Human Rights Watch also submitted a report about human rights violations in Uzbekistan on December 3, in connection with the UN Human Rights Council's Universal Periodic Review.
In a hugely disappointing move on October 13, EU foreign ministers decided to lift the visa ban on eight former and current Uzbek government officials thought to have been responsible for the attack by police on mostly unarmed demonstrators in the city of Andijan in May 2005, killing hundreds of them.
The European Union pledged to keep the situation under review and called on Uzbek authorities, among other things, to release all imprisoned human rights defenders and to cease their harassment. The EU cited progress in human rights as a justification for easing the sanctions, but at least 11 human rights defenders remain in prison, as well as dozens of other political prisoners and thousands of "religious prisoners" (whom the Uzbek government portrays as "extremists").
Human Rights Watch called on the EU to urge the Uzbek government to free human rights defenders who are still jailed in Uzbekistan.
"The international community, particularly the EU and the US, should make the release of Karamatov and other human rights defenders a precondition for future engagement with Uzbekistan," said Vorontsov. "This is a chance for the new US administration to take a stronger position on human rights issues in Uzbekistan.

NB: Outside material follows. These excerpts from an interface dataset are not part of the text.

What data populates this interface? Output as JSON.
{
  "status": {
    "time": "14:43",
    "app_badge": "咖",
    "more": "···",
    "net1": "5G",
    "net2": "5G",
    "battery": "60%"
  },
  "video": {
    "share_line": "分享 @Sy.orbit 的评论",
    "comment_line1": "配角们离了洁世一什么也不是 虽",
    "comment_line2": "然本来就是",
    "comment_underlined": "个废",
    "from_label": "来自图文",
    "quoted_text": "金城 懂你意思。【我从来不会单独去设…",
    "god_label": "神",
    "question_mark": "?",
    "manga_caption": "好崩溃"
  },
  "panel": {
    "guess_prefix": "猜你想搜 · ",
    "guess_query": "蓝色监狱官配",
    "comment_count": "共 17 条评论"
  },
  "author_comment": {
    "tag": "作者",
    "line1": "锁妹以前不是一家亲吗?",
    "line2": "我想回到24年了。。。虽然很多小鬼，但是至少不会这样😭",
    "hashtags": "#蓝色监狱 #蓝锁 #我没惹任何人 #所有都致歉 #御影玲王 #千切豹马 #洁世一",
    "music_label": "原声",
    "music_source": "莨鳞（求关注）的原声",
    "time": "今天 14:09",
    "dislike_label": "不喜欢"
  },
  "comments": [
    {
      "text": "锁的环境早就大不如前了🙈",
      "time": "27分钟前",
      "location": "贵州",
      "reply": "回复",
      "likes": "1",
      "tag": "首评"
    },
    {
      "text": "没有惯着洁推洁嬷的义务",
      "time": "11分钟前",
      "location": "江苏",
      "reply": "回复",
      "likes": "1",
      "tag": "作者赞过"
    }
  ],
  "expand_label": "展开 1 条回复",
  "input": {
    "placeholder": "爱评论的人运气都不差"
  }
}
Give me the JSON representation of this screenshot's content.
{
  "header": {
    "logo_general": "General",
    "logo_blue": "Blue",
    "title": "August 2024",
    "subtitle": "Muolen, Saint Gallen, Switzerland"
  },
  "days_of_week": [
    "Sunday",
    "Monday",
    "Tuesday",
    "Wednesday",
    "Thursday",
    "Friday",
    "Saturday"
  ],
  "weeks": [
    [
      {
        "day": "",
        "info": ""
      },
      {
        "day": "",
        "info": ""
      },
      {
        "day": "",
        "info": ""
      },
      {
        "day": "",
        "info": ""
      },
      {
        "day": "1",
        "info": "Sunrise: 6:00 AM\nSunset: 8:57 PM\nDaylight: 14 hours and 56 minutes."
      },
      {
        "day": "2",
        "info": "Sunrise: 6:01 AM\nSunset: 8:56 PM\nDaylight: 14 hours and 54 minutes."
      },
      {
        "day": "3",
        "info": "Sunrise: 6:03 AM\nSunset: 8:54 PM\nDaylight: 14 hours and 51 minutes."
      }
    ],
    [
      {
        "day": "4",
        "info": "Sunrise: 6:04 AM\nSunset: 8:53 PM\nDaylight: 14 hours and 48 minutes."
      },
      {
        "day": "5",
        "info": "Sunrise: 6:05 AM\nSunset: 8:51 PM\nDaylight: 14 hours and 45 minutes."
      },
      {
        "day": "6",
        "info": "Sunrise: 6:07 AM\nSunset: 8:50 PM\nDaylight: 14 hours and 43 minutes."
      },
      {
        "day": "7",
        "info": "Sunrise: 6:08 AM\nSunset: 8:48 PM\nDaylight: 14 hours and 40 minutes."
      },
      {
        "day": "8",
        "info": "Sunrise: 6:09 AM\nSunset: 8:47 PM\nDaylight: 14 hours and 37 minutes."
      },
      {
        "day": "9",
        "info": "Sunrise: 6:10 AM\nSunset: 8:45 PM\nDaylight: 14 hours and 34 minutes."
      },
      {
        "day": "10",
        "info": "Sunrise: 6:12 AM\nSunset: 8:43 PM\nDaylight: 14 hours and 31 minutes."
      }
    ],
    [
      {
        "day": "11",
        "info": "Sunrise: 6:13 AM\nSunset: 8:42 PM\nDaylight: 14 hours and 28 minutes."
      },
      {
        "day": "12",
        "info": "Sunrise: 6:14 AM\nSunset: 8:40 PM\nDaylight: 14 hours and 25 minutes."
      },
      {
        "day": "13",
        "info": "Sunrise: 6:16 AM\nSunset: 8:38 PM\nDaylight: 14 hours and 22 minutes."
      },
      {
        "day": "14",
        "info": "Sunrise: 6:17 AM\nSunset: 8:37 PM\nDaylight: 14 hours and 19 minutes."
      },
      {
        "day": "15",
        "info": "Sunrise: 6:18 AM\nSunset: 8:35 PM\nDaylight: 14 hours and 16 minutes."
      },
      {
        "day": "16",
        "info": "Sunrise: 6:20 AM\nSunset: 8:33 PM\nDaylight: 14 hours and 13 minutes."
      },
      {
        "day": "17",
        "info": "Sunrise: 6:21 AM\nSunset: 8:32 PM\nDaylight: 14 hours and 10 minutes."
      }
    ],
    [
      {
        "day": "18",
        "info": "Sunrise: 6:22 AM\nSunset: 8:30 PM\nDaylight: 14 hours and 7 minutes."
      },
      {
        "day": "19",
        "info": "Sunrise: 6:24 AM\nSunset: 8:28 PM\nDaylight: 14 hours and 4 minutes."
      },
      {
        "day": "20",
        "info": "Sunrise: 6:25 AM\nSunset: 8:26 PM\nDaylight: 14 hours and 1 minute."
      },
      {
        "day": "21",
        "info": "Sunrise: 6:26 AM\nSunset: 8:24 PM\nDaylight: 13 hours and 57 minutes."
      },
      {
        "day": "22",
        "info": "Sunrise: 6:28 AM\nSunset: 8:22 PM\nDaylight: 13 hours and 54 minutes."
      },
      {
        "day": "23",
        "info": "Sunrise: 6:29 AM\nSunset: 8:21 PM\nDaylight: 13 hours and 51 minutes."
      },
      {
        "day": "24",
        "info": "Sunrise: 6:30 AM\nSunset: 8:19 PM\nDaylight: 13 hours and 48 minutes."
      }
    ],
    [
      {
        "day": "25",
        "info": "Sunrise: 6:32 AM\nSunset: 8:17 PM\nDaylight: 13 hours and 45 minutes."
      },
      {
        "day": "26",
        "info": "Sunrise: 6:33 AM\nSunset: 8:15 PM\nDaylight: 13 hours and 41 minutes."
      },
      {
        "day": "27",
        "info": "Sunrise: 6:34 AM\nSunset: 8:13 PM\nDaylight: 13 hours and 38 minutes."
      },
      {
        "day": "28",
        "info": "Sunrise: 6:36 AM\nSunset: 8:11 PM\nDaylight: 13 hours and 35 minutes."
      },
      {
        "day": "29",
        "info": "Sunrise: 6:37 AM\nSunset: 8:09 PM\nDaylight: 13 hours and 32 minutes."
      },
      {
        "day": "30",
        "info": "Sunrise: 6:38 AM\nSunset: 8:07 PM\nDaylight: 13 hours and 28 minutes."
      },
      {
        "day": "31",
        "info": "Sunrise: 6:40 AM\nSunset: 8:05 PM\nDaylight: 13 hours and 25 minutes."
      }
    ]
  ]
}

A strong international signal will not go unnoticed by the Uzbek leadership."